June-August is the winter season with significant temperature drops and occasional snow even. The daytime temperatures are still mild and around 20 degrees.
The transition months are ideal for various reasons. First, these are the least crowded times of the year. Besides, the temperature range doesn’t reach the extremes, and the rainfall is just enough to supply water without interrupting the safari experience.
Samara Game Reserve might look like a remote location, but it’s surprisingly close to civilization.
The closest airport is located in Port Elizabeth. Although there are no international flights to Port Elizabeth’s airport, you can make a transfer at the other international ones in Cape Town, Johannesburg, and Durban.
The game reserve is roughly 2.5-hour drive from Port Elizabeth. Car rental companies are available in Port Elizabeth downtown and the airport. The best part is that it doesn’t have to be a 4×4. Alternatively, you can book a private tour, in which case your tour guide will pick you up at the airport.
The final option is to take a private air charter from any airport. The small planes will land in the 1.5 km gravel airstrip.
Tips & Things You Need To Know
Samara Game Reserve is outside the malaria zone.
The minimum recommended time to cross most of the animals off your bucket list is 3 days.
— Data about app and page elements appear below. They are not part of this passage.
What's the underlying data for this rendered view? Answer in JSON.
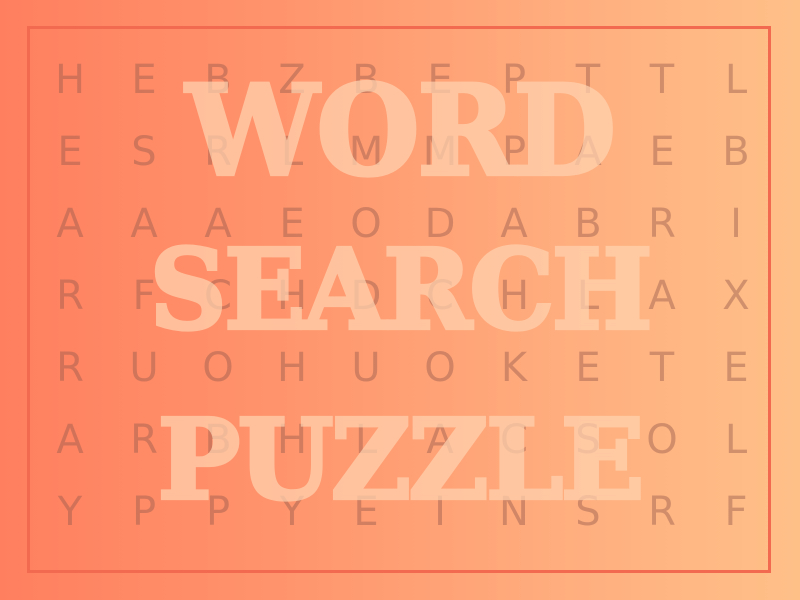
{
  "title": {
    "line1": "WORD",
    "line2": "SEARCH",
    "line3": "PUZZLE"
  },
  "grid": [
    [
      "H",
      "E",
      "B",
      "Z",
      "B",
      "E",
      "P",
      "T",
      "T",
      "L"
    ],
    [
      "E",
      "S",
      "R",
      "L",
      "M",
      "M",
      "P",
      "A",
      "E",
      "B"
    ],
    [
      "A",
      "A",
      "A",
      "E",
      "O",
      "D",
      "A",
      "B",
      "R",
      "I"
    ],
    [
      "R",
      "F",
      "C",
      "H",
      "D",
      "C",
      "H",
      "L",
      "A",
      "X"
    ],
    [
      "R",
      "U",
      "O",
      "H",
      "U",
      "O",
      "K",
      "E",
      "T",
      "E"
    ],
    [
      "A",
      "R",
      "B",
      "H",
      "L",
      "A",
      "C",
      "S",
      "O",
      "L"
    ],
    [
      "Y",
      "P",
      "P",
      "Y",
      "E",
      "I",
      "N",
      "S",
      "R",
      "F"
    ]
  ],
  "colors": {
    "background_left": "#ff7f5f",
    "background_right": "#ffc088",
    "frame": "#f26a4f",
    "title": "#ffd3b0",
    "grid_letters": "#9a5d4e"
  }
}
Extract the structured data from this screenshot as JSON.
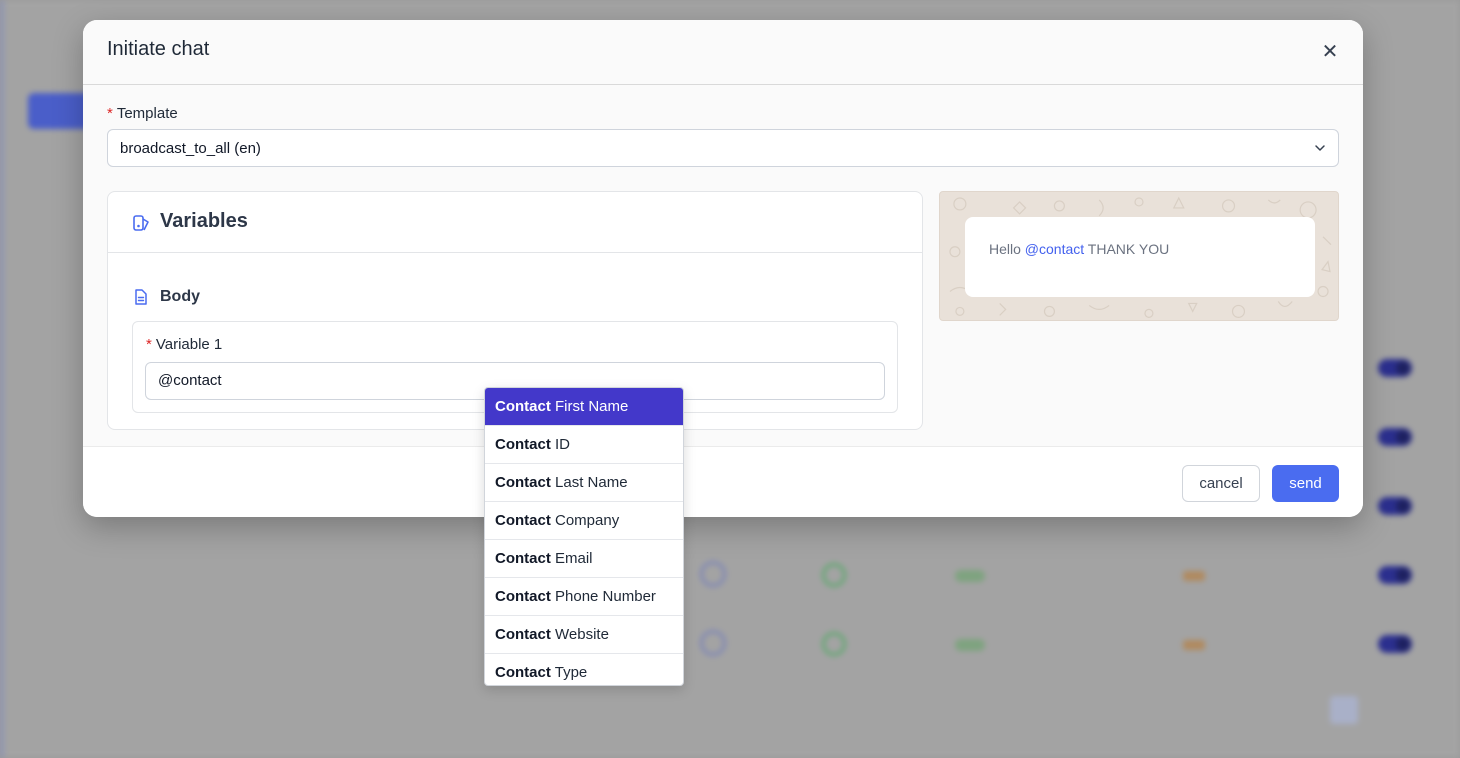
{
  "modal": {
    "title": "Initiate chat",
    "close_icon": "close-icon"
  },
  "template": {
    "label": "Template",
    "required_mark": "*",
    "selected": "broadcast_to_all (en)"
  },
  "variables": {
    "title": "Variables",
    "body_title": "Body",
    "variable_1_label": "Variable 1",
    "variable_1_value": "@contact"
  },
  "preview": {
    "prefix": "Hello ",
    "mention": "@contact",
    "suffix": " THANK YOU"
  },
  "footer": {
    "cancel_label": "cancel",
    "send_label": "send"
  },
  "dropdown": {
    "items": [
      {
        "bold": "Contact",
        "rest": " First Name"
      },
      {
        "bold": "Contact",
        "rest": " ID"
      },
      {
        "bold": "Contact",
        "rest": " Last Name"
      },
      {
        "bold": "Contact",
        "rest": " Company"
      },
      {
        "bold": "Contact",
        "rest": " Email"
      },
      {
        "bold": "Contact",
        "rest": " Phone Number"
      },
      {
        "bold": "Contact",
        "rest": " Website"
      },
      {
        "bold": "Contact",
        "rest": " Type"
      }
    ]
  },
  "colors": {
    "accent": "#4a6cf0",
    "dropdown_active": "#4338ca",
    "required": "#dc2626",
    "mention": "#4361ee"
  }
}
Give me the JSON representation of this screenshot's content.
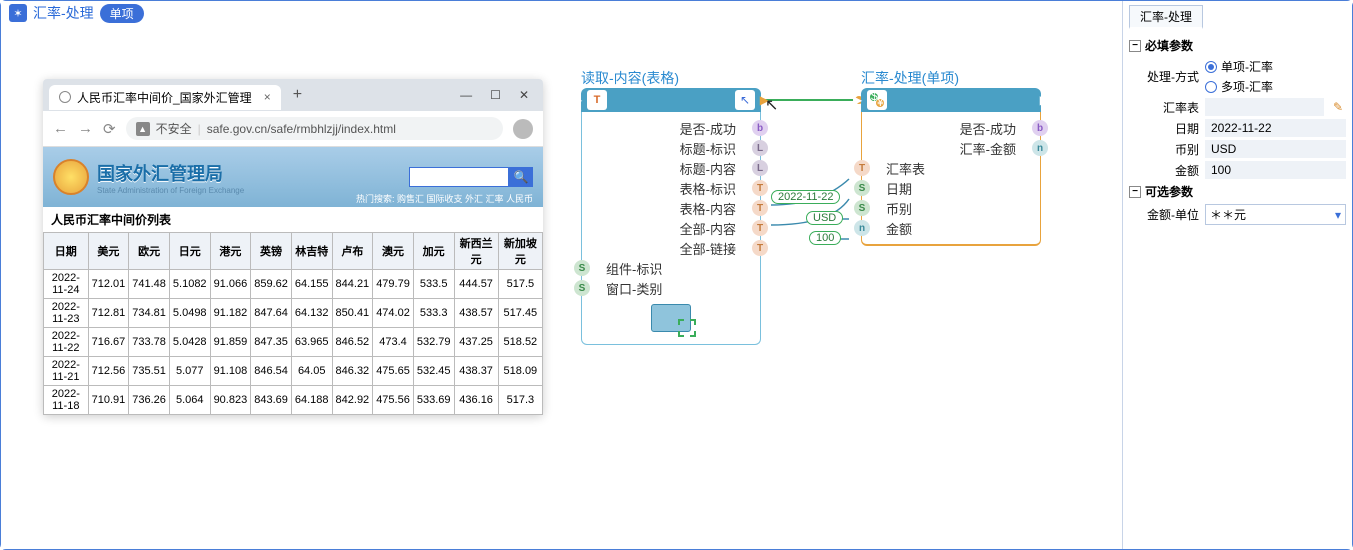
{
  "titlebar": {
    "title": "汇率-处理",
    "pill": "单项"
  },
  "browser": {
    "tab_title": "人民币汇率中间价_国家外汇管理",
    "url_warn": "不安全",
    "url": "safe.gov.cn/safe/rmbhlzjj/index.html",
    "hero_title": "国家外汇管理局",
    "hero_sub": "State Administration of Foreign Exchange",
    "hotlinks": "热门搜索: 购售汇 国际收支 外汇 汇率 人民币",
    "table_title": "人民币汇率中间价列表",
    "columns": [
      "日期",
      "美元",
      "欧元",
      "日元",
      "港元",
      "英镑",
      "林吉特",
      "卢布",
      "澳元",
      "加元",
      "新西兰元",
      "新加坡元"
    ],
    "rows": [
      [
        "2022-11-24",
        "712.01",
        "741.48",
        "5.1082",
        "91.066",
        "859.62",
        "64.155",
        "844.21",
        "479.79",
        "533.5",
        "444.57",
        "517.5"
      ],
      [
        "2022-11-23",
        "712.81",
        "734.81",
        "5.0498",
        "91.182",
        "847.64",
        "64.132",
        "850.41",
        "474.02",
        "533.3",
        "438.57",
        "517.45"
      ],
      [
        "2022-11-22",
        "716.67",
        "733.78",
        "5.0428",
        "91.859",
        "847.35",
        "63.965",
        "846.52",
        "473.4",
        "532.79",
        "437.25",
        "518.52"
      ],
      [
        "2022-11-21",
        "712.56",
        "735.51",
        "5.077",
        "91.108",
        "846.54",
        "64.05",
        "846.32",
        "475.65",
        "532.45",
        "438.37",
        "518.09"
      ],
      [
        "2022-11-18",
        "710.91",
        "736.26",
        "5.064",
        "90.823",
        "843.69",
        "64.188",
        "842.92",
        "475.56",
        "533.69",
        "436.16",
        "517.3"
      ]
    ]
  },
  "node1": {
    "title": "读取-内容(表格)",
    "outs": [
      {
        "label": "是否-成功",
        "t": "b"
      },
      {
        "label": "标题-标识",
        "t": "L"
      },
      {
        "label": "标题-内容",
        "t": "L"
      },
      {
        "label": "表格-标识",
        "t": "T"
      },
      {
        "label": "表格-内容",
        "t": "T"
      },
      {
        "label": "全部-内容",
        "t": "T"
      },
      {
        "label": "全部-链接",
        "t": "T"
      }
    ],
    "ins": [
      {
        "label": "组件-标识",
        "t": "S"
      },
      {
        "label": "窗口-类别",
        "t": "S"
      }
    ]
  },
  "tags": {
    "date": "2022-11-22",
    "curr": "USD",
    "amt": "100"
  },
  "node2": {
    "title": "汇率-处理(单项)",
    "outs": [
      {
        "label": "是否-成功",
        "t": "b"
      },
      {
        "label": "汇率-金额",
        "t": "n"
      }
    ],
    "ins": [
      {
        "label": "汇率表",
        "t": "T"
      },
      {
        "label": "日期",
        "t": "S"
      },
      {
        "label": "币别",
        "t": "S"
      },
      {
        "label": "金额",
        "t": "n"
      }
    ]
  },
  "panel": {
    "tab": "汇率-处理",
    "g1": "必填参数",
    "mode_label": "处理-方式",
    "mode_a": "单项-汇率",
    "mode_b": "多项-汇率",
    "table_label": "汇率表",
    "table_val": "",
    "date_label": "日期",
    "date_val": "2022-11-22",
    "curr_label": "币别",
    "curr_val": "USD",
    "amt_label": "金额",
    "amt_val": "100",
    "g2": "可选参数",
    "unit_label": "金额-单位",
    "unit_val": "＊＊元"
  },
  "chart_data": {
    "type": "table",
    "title": "人民币汇率中间价列表",
    "columns": [
      "日期",
      "美元",
      "欧元",
      "日元",
      "港元",
      "英镑",
      "林吉特",
      "卢布",
      "澳元",
      "加元",
      "新西兰元",
      "新加坡元"
    ],
    "rows": [
      [
        "2022-11-24",
        712.01,
        741.48,
        5.1082,
        91.066,
        859.62,
        64.155,
        844.21,
        479.79,
        533.5,
        444.57,
        517.5
      ],
      [
        "2022-11-23",
        712.81,
        734.81,
        5.0498,
        91.182,
        847.64,
        64.132,
        850.41,
        474.02,
        533.3,
        438.57,
        517.45
      ],
      [
        "2022-11-22",
        716.67,
        733.78,
        5.0428,
        91.859,
        847.35,
        63.965,
        846.52,
        473.4,
        532.79,
        437.25,
        518.52
      ],
      [
        "2022-11-21",
        712.56,
        735.51,
        5.077,
        91.108,
        846.54,
        64.05,
        846.32,
        475.65,
        532.45,
        438.37,
        518.09
      ],
      [
        "2022-11-18",
        710.91,
        736.26,
        5.064,
        90.823,
        843.69,
        64.188,
        842.92,
        475.56,
        533.69,
        436.16,
        517.3
      ]
    ]
  }
}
The game reserve offers a special discount from June to August called Stay 4 Pay 3.
Considering the sudden temperature drop at night, it is advisable to bring warm clothes whenever you visit.
While day trips are possible, the management cannot guarantee it. You would have to enquire a week beforehand. Whether or not you’ll be allowed depends on the number of overnight guests at the reserve.
The park is also a perfect central location to visit so many attractions nearby, including the Garden Route, Camdeboo National Park, and quaint towns like Graaff-Reinet and Nieu-Bethesda. All you have to do is to enquire at the reception, and the staff will be more than happy to organize day-trips for you.
Samara Game Reserve provides a star-bed experience between October and April. This is like the longer version of bush dining, where you can do stargazing and sleep in a comfortable bed among the bushes.